=== Your instructions ===
Copy the records out again in full, keeping them identical.
Stored data Block Start
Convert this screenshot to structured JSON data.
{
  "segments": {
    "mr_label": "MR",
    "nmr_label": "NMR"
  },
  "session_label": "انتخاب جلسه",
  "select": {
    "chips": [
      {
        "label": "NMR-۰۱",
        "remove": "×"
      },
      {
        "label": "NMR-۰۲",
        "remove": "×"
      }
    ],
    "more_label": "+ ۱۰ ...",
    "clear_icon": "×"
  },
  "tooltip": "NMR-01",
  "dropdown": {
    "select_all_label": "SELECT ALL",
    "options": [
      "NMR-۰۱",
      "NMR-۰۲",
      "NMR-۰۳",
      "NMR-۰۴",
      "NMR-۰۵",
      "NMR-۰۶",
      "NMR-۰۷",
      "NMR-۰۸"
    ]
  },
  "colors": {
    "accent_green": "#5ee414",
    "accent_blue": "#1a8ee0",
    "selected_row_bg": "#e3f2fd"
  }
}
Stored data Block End
=== Task solution ===
Convert this screenshot to structured JSON data.
{
  "segments": {
    "mr_label": "MR",
    "nmr_label": "NMR"
  },
  "session_label": "انتخاب جلسه",
  "select": {
    "chips": [
      {
        "label": "NMR-۰۱",
        "remove": "×"
      },
      {
        "label": "NMR-۰۲",
        "remove": "×"
      }
    ],
    "more_label": "+ ۱۰ ...",
    "clear_icon": "×"
  },
  "tooltip": "NMR-01",
  "dropdown": {
    "select_all_label": "SELECT ALL",
    "options": [
      "NMR-۰۱",
      "NMR-۰۲",
      "NMR-۰۳",
      "NMR-۰۴",
      "NMR-۰۵",
      "NMR-۰۶",
      "NMR-۰۷",
      "NMR-۰۸"
    ]
  },
  "colors": {
    "accent_green": "#5ee414",
    "accent_blue": "#1a8ee0",
    "selected_row_bg": "#e3f2fd"
  }
}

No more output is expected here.